Your goal => Each line of the records that includes "Andrew" should be found and copied.

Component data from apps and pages

——————————

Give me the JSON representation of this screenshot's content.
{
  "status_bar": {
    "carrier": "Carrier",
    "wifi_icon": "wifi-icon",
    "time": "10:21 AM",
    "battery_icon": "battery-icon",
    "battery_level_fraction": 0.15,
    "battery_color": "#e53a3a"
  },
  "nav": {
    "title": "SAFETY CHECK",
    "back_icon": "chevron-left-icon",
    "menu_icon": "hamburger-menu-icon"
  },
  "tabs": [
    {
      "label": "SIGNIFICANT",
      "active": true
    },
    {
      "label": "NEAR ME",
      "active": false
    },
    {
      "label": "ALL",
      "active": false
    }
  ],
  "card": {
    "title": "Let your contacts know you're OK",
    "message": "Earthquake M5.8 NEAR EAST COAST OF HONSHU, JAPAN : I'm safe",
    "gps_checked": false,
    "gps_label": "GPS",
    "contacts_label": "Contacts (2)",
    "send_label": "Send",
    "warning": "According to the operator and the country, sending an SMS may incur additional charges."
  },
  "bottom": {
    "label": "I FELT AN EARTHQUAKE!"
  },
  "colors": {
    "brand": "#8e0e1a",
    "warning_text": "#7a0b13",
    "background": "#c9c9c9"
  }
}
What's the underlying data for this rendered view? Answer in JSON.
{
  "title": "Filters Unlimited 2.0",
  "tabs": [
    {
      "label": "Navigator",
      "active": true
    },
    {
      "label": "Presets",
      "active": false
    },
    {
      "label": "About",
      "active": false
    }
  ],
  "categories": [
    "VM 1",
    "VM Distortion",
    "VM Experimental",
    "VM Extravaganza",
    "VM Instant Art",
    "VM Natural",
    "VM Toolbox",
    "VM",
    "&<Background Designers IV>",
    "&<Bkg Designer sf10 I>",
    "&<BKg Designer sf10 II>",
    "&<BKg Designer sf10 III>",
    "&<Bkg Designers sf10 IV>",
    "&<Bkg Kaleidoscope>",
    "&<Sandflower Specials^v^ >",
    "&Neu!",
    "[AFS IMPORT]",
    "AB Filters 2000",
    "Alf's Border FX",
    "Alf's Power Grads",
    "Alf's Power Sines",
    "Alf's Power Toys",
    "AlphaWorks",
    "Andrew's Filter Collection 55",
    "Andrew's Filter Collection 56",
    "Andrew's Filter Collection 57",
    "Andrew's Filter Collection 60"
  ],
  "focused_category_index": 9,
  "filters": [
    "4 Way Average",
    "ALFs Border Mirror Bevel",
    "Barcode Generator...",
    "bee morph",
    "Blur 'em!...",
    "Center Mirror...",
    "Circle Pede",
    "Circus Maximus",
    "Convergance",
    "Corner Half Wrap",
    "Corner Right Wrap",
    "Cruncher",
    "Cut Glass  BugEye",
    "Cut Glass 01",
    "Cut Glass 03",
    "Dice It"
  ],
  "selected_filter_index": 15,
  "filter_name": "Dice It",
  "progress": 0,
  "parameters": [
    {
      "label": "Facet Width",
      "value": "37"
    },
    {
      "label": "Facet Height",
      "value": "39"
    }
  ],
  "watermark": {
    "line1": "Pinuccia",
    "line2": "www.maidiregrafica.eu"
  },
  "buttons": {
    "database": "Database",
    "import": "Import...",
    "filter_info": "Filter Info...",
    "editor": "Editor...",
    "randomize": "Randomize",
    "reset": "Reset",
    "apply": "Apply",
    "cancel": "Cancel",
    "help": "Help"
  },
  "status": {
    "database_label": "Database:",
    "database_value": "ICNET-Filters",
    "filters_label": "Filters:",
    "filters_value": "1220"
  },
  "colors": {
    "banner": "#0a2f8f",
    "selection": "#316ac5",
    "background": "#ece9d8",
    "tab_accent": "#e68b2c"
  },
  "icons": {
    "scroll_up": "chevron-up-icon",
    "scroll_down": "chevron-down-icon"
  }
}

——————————

Written response =>
    "Andrew's Filter Collection 55",
    "Andrew's Filter Collection 56",
    "Andrew's Filter Collection 57",
    "Andrew's Filter Collection 60"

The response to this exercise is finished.